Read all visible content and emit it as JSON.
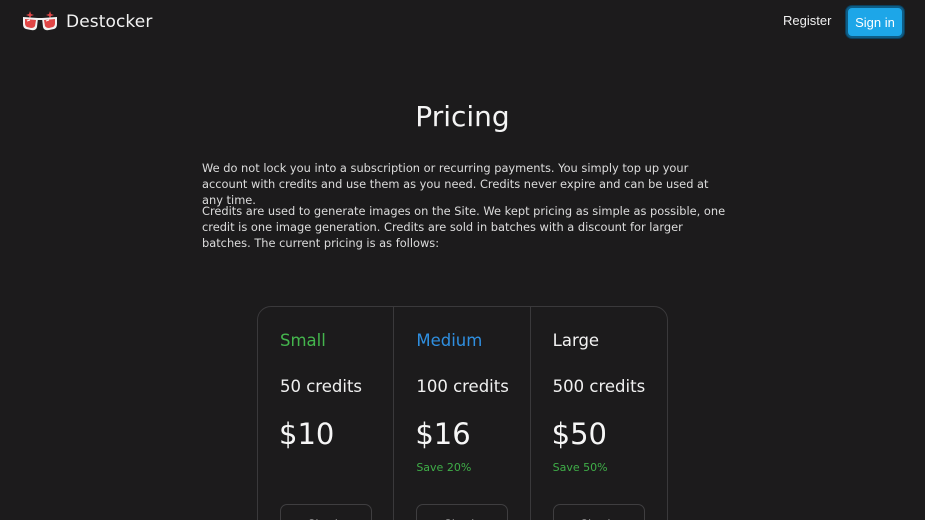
{
  "header": {
    "brand_name": "Destocker",
    "register_label": "Register",
    "signin_label": "Sign in"
  },
  "colors": {
    "background": "#1c1b1c",
    "accent": "#1da6e8",
    "small_plan": "#44b54d",
    "medium_plan": "#2f8fe0",
    "save_text": "#3fae48"
  },
  "main": {
    "title": "Pricing",
    "paragraph1": "We do not lock you into a subscription or recurring payments. You simply top up your account with credits and use them as you need. Credits never expire and can be used at any time.",
    "paragraph2": "Credits are used to generate images on the Site. We kept pricing as simple as possible, one credit is one image generation. Credits are sold in batches with a discount for larger batches. The current pricing is as follows:"
  },
  "plans": [
    {
      "name": "Small",
      "credits": "50 credits",
      "price": "$10",
      "save": "",
      "button_label": "Sign in"
    },
    {
      "name": "Medium",
      "credits": "100 credits",
      "price": "$16",
      "save": "Save 20%",
      "button_label": "Sign in"
    },
    {
      "name": "Large",
      "credits": "500 credits",
      "price": "$50",
      "save": "Save 50%",
      "button_label": "Sign in"
    }
  ]
}
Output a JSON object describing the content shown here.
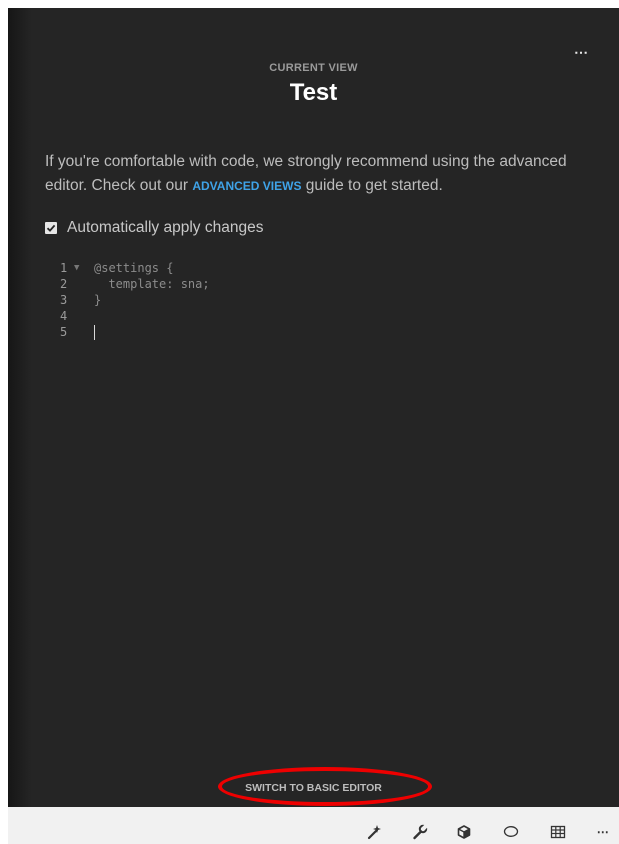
{
  "header": {
    "kicker": "CURRENT VIEW",
    "title": "Test",
    "more_icon": "⋯"
  },
  "description": {
    "before": "If you're comfortable with code, we strongly recommend using the advanced editor. Check out our ",
    "link": "ADVANCED VIEWS",
    "after": " guide to get started."
  },
  "auto_apply": {
    "label": "Automatically apply changes",
    "checked": true
  },
  "editor": {
    "lines": [
      {
        "number": "1",
        "text": "@settings {"
      },
      {
        "number": "2",
        "text": "  template: sna;"
      },
      {
        "number": "3",
        "text": "}"
      },
      {
        "number": "4",
        "text": ""
      },
      {
        "number": "5",
        "text": ""
      }
    ]
  },
  "footer": {
    "switch_label": "SWITCH TO BASIC EDITOR",
    "highlight_color": "#ee0000"
  },
  "toolbar": {
    "icons": [
      "magic-wand-icon",
      "wrench-icon",
      "cube-icon",
      "comment-icon",
      "table-icon",
      "more-icon"
    ],
    "more_label": "⋯"
  }
}
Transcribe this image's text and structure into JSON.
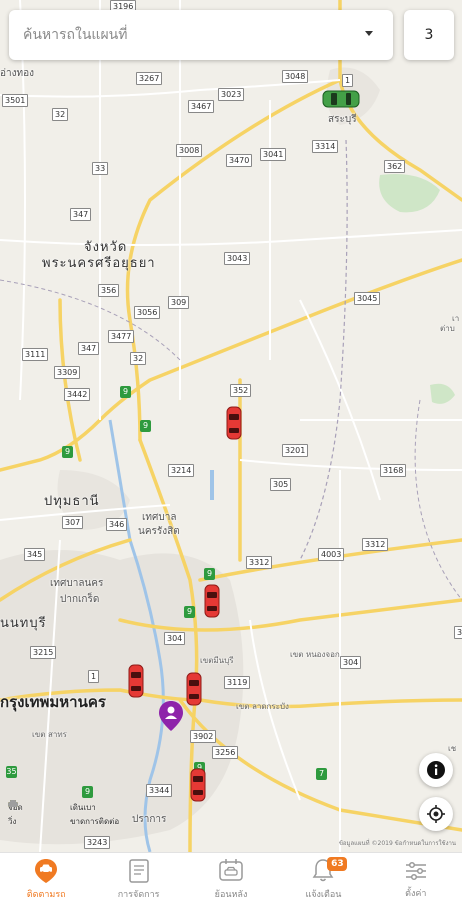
{
  "search": {
    "placeholder": "ค้นหารถในแผนที่"
  },
  "vehicle_count": "3",
  "map": {
    "places": {
      "saraburi": "สระบุรี",
      "changwat": "จังหวัด",
      "ayutthaya": "พระนครศรีอยุธยา",
      "pathum": "ปทุมธานี",
      "rangsit1": "เทศบาล",
      "rangsit2": "นครรังสิต",
      "pakkret1": "เทศบาลนคร",
      "pakkret2": "ปากเกร็ด",
      "nonthaburi": "นนทบุรี",
      "bangkok": "กรุงเทพมหานคร",
      "nongchok": "เขต หนองจอก",
      "minburi": "เขตมีนบุรี",
      "latkrabang": "เขต ลาดกระบัง",
      "sathon": "เขต สาทร",
      "samutprakan": "ปราการ",
      "angthong": "อ่างทอง",
      "right1": "เา",
      "right2": "ต่าบ",
      "right3": "เช"
    },
    "roads": [
      "3196",
      "3267",
      "3048",
      "3501",
      "3467",
      "3023",
      "1",
      "32",
      "3008",
      "3470",
      "3041",
      "3314",
      "362",
      "33",
      "347",
      "3043",
      "356",
      "309",
      "3056",
      "3045",
      "347",
      "3477",
      "3111",
      "32",
      "3309",
      "3442",
      "352",
      "3214",
      "3201",
      "305",
      "3168",
      "307",
      "346",
      "345",
      "3312",
      "4003",
      "3312",
      "3215",
      "304",
      "3119",
      "304",
      "1",
      "3902",
      "3256",
      "3344",
      "3243",
      "304",
      "9",
      "9",
      "9",
      "9",
      "7",
      "9",
      "35",
      "9",
      "9"
    ],
    "attribution": "ข้อมูลแผนที่ ©2019   ข้อกำหนดในการใช้งาน"
  },
  "legend": {
    "items": [
      {
        "label": "จอด",
        "color": "#e53935"
      },
      {
        "label": "เดินเบา",
        "color": "#f5a623"
      },
      {
        "label": "วิ่ง",
        "color": "#43a047"
      },
      {
        "label": "ขาดการติดต่อ",
        "color": "#9e9e9e"
      }
    ]
  },
  "nav": {
    "items": [
      {
        "label": "ติดตามรถ",
        "icon": "car-pin-icon",
        "active": true
      },
      {
        "label": "การจัดการ",
        "icon": "document-icon",
        "active": false
      },
      {
        "label": "ย้อนหลัง",
        "icon": "history-car-icon",
        "active": false
      },
      {
        "label": "แจ้งเตือน",
        "icon": "bell-icon",
        "active": false,
        "badge": "63"
      },
      {
        "label": "ตั้งค่า",
        "icon": "sliders-icon",
        "active": false
      }
    ]
  },
  "colors": {
    "accent": "#f07a22",
    "car_parked": "#e53935",
    "car_running": "#43a047",
    "pin": "#8e24aa"
  }
}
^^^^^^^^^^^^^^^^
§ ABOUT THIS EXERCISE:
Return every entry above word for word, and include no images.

§ TASK ANSWER:
Read all visible content and emit it as JSON.
{
  "header": {
    "brand_name": "Destocker",
    "register_label": "Register",
    "signin_label": "Sign in"
  },
  "colors": {
    "background": "#1c1b1c",
    "accent": "#1da6e8",
    "small_plan": "#44b54d",
    "medium_plan": "#2f8fe0",
    "save_text": "#3fae48"
  },
  "main": {
    "title": "Pricing",
    "paragraph1": "We do not lock you into a subscription or recurring payments. You simply top up your account with credits and use them as you need. Credits never expire and can be used at any time.",
    "paragraph2": "Credits are used to generate images on the Site. We kept pricing as simple as possible, one credit is one image generation. Credits are sold in batches with a discount for larger batches. The current pricing is as follows:"
  },
  "plans": [
    {
      "name": "Small",
      "credits": "50 credits",
      "price": "$10",
      "save": "",
      "button_label": "Sign in"
    },
    {
      "name": "Medium",
      "credits": "100 credits",
      "price": "$16",
      "save": "Save 20%",
      "button_label": "Sign in"
    },
    {
      "name": "Large",
      "credits": "500 credits",
      "price": "$50",
      "save": "Save 50%",
      "button_label": "Sign in"
    }
  ]
}
Output a JSON object describing the content shown here.
{
  "header": {
    "kicker": "CURRENT VIEW",
    "title": "Test",
    "more_icon": "⋯"
  },
  "description": {
    "before": "If you're comfortable with code, we strongly recommend using the advanced editor. Check out our ",
    "link": "ADVANCED VIEWS",
    "after": " guide to get started."
  },
  "auto_apply": {
    "label": "Automatically apply changes",
    "checked": true
  },
  "editor": {
    "lines": [
      {
        "number": "1",
        "text": "@settings {"
      },
      {
        "number": "2",
        "text": "  template: sna;"
      },
      {
        "number": "3",
        "text": "}"
      },
      {
        "number": "4",
        "text": ""
      },
      {
        "number": "5",
        "text": ""
      }
    ]
  },
  "footer": {
    "switch_label": "SWITCH TO BASIC EDITOR",
    "highlight_color": "#ee0000"
  },
  "toolbar": {
    "icons": [
      "magic-wand-icon",
      "wrench-icon",
      "cube-icon",
      "comment-icon",
      "table-icon",
      "more-icon"
    ],
    "more_label": "⋯"
  }
}
Transcribe this image's text and structure into JSON.
{
  "search": {
    "placeholder": "ค้นหารถในแผนที่"
  },
  "vehicle_count": "3",
  "map": {
    "places": {
      "saraburi": "สระบุรี",
      "changwat": "จังหวัด",
      "ayutthaya": "พระนครศรีอยุธยา",
      "pathum": "ปทุมธานี",
      "rangsit1": "เทศบาล",
      "rangsit2": "นครรังสิต",
      "pakkret1": "เทศบาลนคร",
      "pakkret2": "ปากเกร็ด",
      "nonthaburi": "นนทบุรี",
      "bangkok": "กรุงเทพมหานคร",
      "nongchok": "เขต หนองจอก",
      "minburi": "เขตมีนบุรี",
      "latkrabang": "เขต ลาดกระบัง",
      "sathon": "เขต สาทร",
      "samutprakan": "ปราการ",
      "angthong": "อ่างทอง",
      "right1": "เา",
      "right2": "ต่าบ",
      "right3": "เช"
    },
    "roads": [
      "3196",
      "3267",
      "3048",
      "3501",
      "3467",
      "3023",
      "1",
      "32",
      "3008",
      "3470",
      "3041",
      "3314",
      "362",
      "33",
      "347",
      "3043",
      "356",
      "309",
      "3056",
      "3045",
      "347",
      "3477",
      "3111",
      "32",
      "3309",
      "3442",
      "352",
      "3214",
      "3201",
      "305",
      "3168",
      "307",
      "346",
      "345",
      "3312",
      "4003",
      "3312",
      "3215",
      "304",
      "3119",
      "304",
      "1",
      "3902",
      "3256",
      "3344",
      "3243",
      "304",
      "9",
      "9",
      "9",
      "9",
      "7",
      "9",
      "35",
      "9",
      "9"
    ],
    "attribution": "ข้อมูลแผนที่ ©2019   ข้อกำหนดในการใช้งาน"
  },
  "legend": {
    "items": [
      {
        "label": "จอด",
        "color": "#e53935"
      },
      {
        "label": "เดินเบา",
        "color": "#f5a623"
      },
      {
        "label": "วิ่ง",
        "color": "#43a047"
      },
      {
        "label": "ขาดการติดต่อ",
        "color": "#9e9e9e"
      }
    ]
  },
  "nav": {
    "items": [
      {
        "label": "ติดตามรถ",
        "icon": "car-pin-icon",
        "active": true
      },
      {
        "label": "การจัดการ",
        "icon": "document-icon",
        "active": false
      },
      {
        "label": "ย้อนหลัง",
        "icon": "history-car-icon",
        "active": false
      },
      {
        "label": "แจ้งเตือน",
        "icon": "bell-icon",
        "active": false,
        "badge": "63"
      },
      {
        "label": "ตั้งค่า",
        "icon": "sliders-icon",
        "active": false
      }
    ]
  },
  "colors": {
    "accent": "#f07a22",
    "car_parked": "#e53935",
    "car_running": "#43a047",
    "pin": "#8e24aa"
  }
}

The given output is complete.